SOURCE MATERIAL:

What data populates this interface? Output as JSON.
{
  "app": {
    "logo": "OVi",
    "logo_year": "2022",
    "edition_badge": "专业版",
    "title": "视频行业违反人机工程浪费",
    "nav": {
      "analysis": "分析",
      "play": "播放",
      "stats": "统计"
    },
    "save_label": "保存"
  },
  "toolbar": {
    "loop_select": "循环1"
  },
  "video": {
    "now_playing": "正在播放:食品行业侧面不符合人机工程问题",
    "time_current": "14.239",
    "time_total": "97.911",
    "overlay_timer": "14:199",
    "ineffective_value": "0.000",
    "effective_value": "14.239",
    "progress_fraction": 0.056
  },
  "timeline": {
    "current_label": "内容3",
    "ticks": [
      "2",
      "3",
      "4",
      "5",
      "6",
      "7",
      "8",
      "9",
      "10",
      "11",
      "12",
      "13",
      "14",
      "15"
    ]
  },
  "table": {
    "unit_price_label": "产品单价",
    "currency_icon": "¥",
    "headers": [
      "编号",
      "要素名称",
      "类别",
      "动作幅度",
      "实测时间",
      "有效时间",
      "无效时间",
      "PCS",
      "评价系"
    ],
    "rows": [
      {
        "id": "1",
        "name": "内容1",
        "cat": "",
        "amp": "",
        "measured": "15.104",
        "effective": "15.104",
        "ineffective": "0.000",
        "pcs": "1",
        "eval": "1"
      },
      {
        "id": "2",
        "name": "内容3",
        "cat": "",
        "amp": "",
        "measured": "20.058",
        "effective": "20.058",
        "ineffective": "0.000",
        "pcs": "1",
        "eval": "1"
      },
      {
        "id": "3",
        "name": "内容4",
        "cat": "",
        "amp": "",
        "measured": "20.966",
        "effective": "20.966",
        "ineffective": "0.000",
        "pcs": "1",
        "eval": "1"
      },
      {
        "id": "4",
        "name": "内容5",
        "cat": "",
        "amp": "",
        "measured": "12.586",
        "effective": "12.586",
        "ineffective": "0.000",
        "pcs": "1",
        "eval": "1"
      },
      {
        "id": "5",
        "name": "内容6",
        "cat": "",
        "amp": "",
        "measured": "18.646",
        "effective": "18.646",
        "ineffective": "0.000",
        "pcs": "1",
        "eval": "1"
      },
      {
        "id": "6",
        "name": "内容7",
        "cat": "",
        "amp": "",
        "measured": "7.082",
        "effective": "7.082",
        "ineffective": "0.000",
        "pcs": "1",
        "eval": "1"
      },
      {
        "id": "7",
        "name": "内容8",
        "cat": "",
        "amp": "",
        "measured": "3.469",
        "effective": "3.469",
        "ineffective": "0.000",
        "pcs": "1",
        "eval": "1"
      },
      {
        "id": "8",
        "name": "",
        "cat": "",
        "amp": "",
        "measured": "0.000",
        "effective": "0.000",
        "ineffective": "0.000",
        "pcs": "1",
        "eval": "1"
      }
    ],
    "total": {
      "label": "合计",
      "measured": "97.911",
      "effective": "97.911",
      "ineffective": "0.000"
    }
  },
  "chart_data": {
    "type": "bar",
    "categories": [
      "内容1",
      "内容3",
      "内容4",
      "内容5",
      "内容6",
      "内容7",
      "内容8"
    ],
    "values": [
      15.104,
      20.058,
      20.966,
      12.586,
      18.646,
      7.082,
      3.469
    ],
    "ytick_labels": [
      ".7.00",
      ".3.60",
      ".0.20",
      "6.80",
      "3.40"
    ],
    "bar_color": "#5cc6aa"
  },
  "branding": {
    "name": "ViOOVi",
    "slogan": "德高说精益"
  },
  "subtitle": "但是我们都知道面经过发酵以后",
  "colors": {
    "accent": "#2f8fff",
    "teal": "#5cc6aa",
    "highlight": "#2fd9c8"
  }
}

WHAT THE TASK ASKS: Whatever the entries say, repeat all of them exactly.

ANSWER FOR THIS EXERCISE:
What data populates this interface? Output as JSON.
{
  "app": {
    "logo": "OVi",
    "logo_year": "2022",
    "edition_badge": "专业版",
    "title": "视频行业违反人机工程浪费",
    "nav": {
      "analysis": "分析",
      "play": "播放",
      "stats": "统计"
    },
    "save_label": "保存"
  },
  "toolbar": {
    "loop_select": "循环1"
  },
  "video": {
    "now_playing": "正在播放:食品行业侧面不符合人机工程问题",
    "time_current": "14.239",
    "time_total": "97.911",
    "overlay_timer": "14:199",
    "ineffective_value": "0.000",
    "effective_value": "14.239",
    "progress_fraction": 0.056
  },
  "timeline": {
    "current_label": "内容3",
    "ticks": [
      "2",
      "3",
      "4",
      "5",
      "6",
      "7",
      "8",
      "9",
      "10",
      "11",
      "12",
      "13",
      "14",
      "15"
    ]
  },
  "table": {
    "unit_price_label": "产品单价",
    "currency_icon": "¥",
    "headers": [
      "编号",
      "要素名称",
      "类别",
      "动作幅度",
      "实测时间",
      "有效时间",
      "无效时间",
      "PCS",
      "评价系"
    ],
    "rows": [
      {
        "id": "1",
        "name": "内容1",
        "cat": "",
        "amp": "",
        "measured": "15.104",
        "effective": "15.104",
        "ineffective": "0.000",
        "pcs": "1",
        "eval": "1"
      },
      {
        "id": "2",
        "name": "内容3",
        "cat": "",
        "amp": "",
        "measured": "20.058",
        "effective": "20.058",
        "ineffective": "0.000",
        "pcs": "1",
        "eval": "1"
      },
      {
        "id": "3",
        "name": "内容4",
        "cat": "",
        "amp": "",
        "measured": "20.966",
        "effective": "20.966",
        "ineffective": "0.000",
        "pcs": "1",
        "eval": "1"
      },
      {
        "id": "4",
        "name": "内容5",
        "cat": "",
        "amp": "",
        "measured": "12.586",
        "effective": "12.586",
        "ineffective": "0.000",
        "pcs": "1",
        "eval": "1"
      },
      {
        "id": "5",
        "name": "内容6",
        "cat": "",
        "amp": "",
        "measured": "18.646",
        "effective": "18.646",
        "ineffective": "0.000",
        "pcs": "1",
        "eval": "1"
      },
      {
        "id": "6",
        "name": "内容7",
        "cat": "",
        "amp": "",
        "measured": "7.082",
        "effective": "7.082",
        "ineffective": "0.000",
        "pcs": "1",
        "eval": "1"
      },
      {
        "id": "7",
        "name": "内容8",
        "cat": "",
        "amp": "",
        "measured": "3.469",
        "effective": "3.469",
        "ineffective": "0.000",
        "pcs": "1",
        "eval": "1"
      },
      {
        "id": "8",
        "name": "",
        "cat": "",
        "amp": "",
        "measured": "0.000",
        "effective": "0.000",
        "ineffective": "0.000",
        "pcs": "1",
        "eval": "1"
      }
    ],
    "total": {
      "label": "合计",
      "measured": "97.911",
      "effective": "97.911",
      "ineffective": "0.000"
    }
  },
  "chart_data": {
    "type": "bar",
    "categories": [
      "内容1",
      "内容3",
      "内容4",
      "内容5",
      "内容6",
      "内容7",
      "内容8"
    ],
    "values": [
      15.104,
      20.058,
      20.966,
      12.586,
      18.646,
      7.082,
      3.469
    ],
    "ytick_labels": [
      ".7.00",
      ".3.60",
      ".0.20",
      "6.80",
      "3.40"
    ],
    "bar_color": "#5cc6aa"
  },
  "branding": {
    "name": "ViOOVi",
    "slogan": "德高说精益"
  },
  "subtitle": "但是我们都知道面经过发酵以后",
  "colors": {
    "accent": "#2f8fff",
    "teal": "#5cc6aa",
    "highlight": "#2fd9c8"
  }
}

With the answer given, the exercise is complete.